GIVEN DATA Start Marker
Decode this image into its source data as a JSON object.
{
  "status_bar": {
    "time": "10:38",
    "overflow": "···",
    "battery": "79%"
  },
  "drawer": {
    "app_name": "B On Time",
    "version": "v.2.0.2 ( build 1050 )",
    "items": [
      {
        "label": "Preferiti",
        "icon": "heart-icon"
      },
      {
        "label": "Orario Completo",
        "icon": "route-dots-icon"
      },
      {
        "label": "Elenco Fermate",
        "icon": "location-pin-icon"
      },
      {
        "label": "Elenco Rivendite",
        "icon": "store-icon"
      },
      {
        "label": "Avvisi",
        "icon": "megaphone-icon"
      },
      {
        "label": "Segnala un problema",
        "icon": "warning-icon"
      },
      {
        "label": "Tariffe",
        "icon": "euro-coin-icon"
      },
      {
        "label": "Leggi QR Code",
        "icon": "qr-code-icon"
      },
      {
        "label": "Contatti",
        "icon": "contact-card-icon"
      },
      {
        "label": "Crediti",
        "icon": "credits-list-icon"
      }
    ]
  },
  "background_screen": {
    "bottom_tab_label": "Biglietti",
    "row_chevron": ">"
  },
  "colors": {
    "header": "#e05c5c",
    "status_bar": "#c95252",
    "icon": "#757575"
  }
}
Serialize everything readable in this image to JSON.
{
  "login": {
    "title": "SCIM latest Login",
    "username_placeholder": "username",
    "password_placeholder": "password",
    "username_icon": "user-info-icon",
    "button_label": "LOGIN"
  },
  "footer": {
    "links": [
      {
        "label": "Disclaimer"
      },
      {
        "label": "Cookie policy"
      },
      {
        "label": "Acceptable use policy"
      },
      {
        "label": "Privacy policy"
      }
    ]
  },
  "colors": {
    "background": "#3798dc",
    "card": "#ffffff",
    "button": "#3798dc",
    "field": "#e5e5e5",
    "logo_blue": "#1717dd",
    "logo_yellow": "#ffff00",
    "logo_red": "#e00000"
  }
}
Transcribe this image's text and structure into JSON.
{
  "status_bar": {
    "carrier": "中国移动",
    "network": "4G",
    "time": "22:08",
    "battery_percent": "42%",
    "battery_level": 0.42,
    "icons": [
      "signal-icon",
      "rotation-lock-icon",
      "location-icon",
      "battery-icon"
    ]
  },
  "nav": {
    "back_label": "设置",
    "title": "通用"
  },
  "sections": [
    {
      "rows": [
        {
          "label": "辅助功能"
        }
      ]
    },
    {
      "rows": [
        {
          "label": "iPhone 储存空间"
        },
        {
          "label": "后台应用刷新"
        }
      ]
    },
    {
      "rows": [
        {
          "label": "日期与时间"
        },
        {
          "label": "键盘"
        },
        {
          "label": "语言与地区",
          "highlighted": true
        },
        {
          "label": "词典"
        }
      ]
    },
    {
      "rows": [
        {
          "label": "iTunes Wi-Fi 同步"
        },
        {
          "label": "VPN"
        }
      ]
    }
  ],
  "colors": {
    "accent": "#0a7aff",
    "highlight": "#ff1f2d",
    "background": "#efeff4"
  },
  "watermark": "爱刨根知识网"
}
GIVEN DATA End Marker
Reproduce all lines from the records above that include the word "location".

* [SOLUTION TO THE PROBLEM]:
        "icon": "location-pin-icon"
      "location-icon",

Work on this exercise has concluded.